__INSTRUCTIONS TO FOLLOW__
Exact copies of all the records are to be output.

__DATA EXCERPTS__

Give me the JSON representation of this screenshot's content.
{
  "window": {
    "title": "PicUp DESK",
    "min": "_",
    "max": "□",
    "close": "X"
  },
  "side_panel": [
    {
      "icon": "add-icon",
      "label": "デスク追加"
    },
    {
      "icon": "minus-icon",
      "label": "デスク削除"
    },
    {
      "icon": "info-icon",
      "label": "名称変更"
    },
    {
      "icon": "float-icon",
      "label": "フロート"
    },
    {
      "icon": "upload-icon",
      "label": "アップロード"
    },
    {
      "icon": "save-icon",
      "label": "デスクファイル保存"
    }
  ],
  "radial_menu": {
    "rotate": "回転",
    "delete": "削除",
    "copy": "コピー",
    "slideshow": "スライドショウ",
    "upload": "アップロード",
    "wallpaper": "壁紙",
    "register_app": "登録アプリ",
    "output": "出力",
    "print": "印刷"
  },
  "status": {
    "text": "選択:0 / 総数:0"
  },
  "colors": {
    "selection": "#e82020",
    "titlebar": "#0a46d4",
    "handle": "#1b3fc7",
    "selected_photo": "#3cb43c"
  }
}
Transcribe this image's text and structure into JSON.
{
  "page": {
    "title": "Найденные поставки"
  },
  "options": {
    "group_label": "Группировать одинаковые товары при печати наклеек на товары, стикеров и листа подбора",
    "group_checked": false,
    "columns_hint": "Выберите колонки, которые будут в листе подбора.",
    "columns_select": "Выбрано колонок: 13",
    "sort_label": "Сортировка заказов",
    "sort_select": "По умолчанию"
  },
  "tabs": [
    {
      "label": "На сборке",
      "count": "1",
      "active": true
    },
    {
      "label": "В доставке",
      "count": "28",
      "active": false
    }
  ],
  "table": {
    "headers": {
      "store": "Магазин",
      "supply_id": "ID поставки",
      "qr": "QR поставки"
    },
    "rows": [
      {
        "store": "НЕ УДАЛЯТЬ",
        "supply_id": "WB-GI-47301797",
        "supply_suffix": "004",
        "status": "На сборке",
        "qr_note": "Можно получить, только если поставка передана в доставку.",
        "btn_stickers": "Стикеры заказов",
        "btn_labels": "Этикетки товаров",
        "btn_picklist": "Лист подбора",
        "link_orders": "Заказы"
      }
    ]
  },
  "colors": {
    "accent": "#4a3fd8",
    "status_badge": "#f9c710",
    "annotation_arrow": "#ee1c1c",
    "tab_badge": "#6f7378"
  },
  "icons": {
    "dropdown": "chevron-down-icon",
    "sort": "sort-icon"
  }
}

__THE ANSWER__
Give me the JSON representation of this screenshot's content.
{
  "window": {
    "title": "PicUp DESK",
    "min": "_",
    "max": "□",
    "close": "X"
  },
  "side_panel": [
    {
      "icon": "add-icon",
      "label": "デスク追加"
    },
    {
      "icon": "minus-icon",
      "label": "デスク削除"
    },
    {
      "icon": "info-icon",
      "label": "名称変更"
    },
    {
      "icon": "float-icon",
      "label": "フロート"
    },
    {
      "icon": "upload-icon",
      "label": "アップロード"
    },
    {
      "icon": "save-icon",
      "label": "デスクファイル保存"
    }
  ],
  "radial_menu": {
    "rotate": "回転",
    "delete": "削除",
    "copy": "コピー",
    "slideshow": "スライドショウ",
    "upload": "アップロード",
    "wallpaper": "壁紙",
    "register_app": "登録アプリ",
    "output": "出力",
    "print": "印刷"
  },
  "status": {
    "text": "選択:0 / 総数:0"
  },
  "colors": {
    "selection": "#e82020",
    "titlebar": "#0a46d4",
    "handle": "#1b3fc7",
    "selected_photo": "#3cb43c"
  }
}
Transcribe this image's text and structure into JSON.
{
  "page": {
    "title": "Найденные поставки"
  },
  "options": {
    "group_label": "Группировать одинаковые товары при печати наклеек на товары, стикеров и листа подбора",
    "group_checked": false,
    "columns_hint": "Выберите колонки, которые будут в листе подбора.",
    "columns_select": "Выбрано колонок: 13",
    "sort_label": "Сортировка заказов",
    "sort_select": "По умолчанию"
  },
  "tabs": [
    {
      "label": "На сборке",
      "count": "1",
      "active": true
    },
    {
      "label": "В доставке",
      "count": "28",
      "active": false
    }
  ],
  "table": {
    "headers": {
      "store": "Магазин",
      "supply_id": "ID поставки",
      "qr": "QR поставки"
    },
    "rows": [
      {
        "store": "НЕ УДАЛЯТЬ",
        "supply_id": "WB-GI-47301797",
        "supply_suffix": "004",
        "status": "На сборке",
        "qr_note": "Можно получить, только если поставка передана в доставку.",
        "btn_stickers": "Стикеры заказов",
        "btn_labels": "Этикетки товаров",
        "btn_picklist": "Лист подбора",
        "link_orders": "Заказы"
      }
    ]
  },
  "colors": {
    "accent": "#4a3fd8",
    "status_badge": "#f9c710",
    "annotation_arrow": "#ee1c1c",
    "tab_badge": "#6f7378"
  },
  "icons": {
    "dropdown": "chevron-down-icon",
    "sort": "sort-icon"
  }
}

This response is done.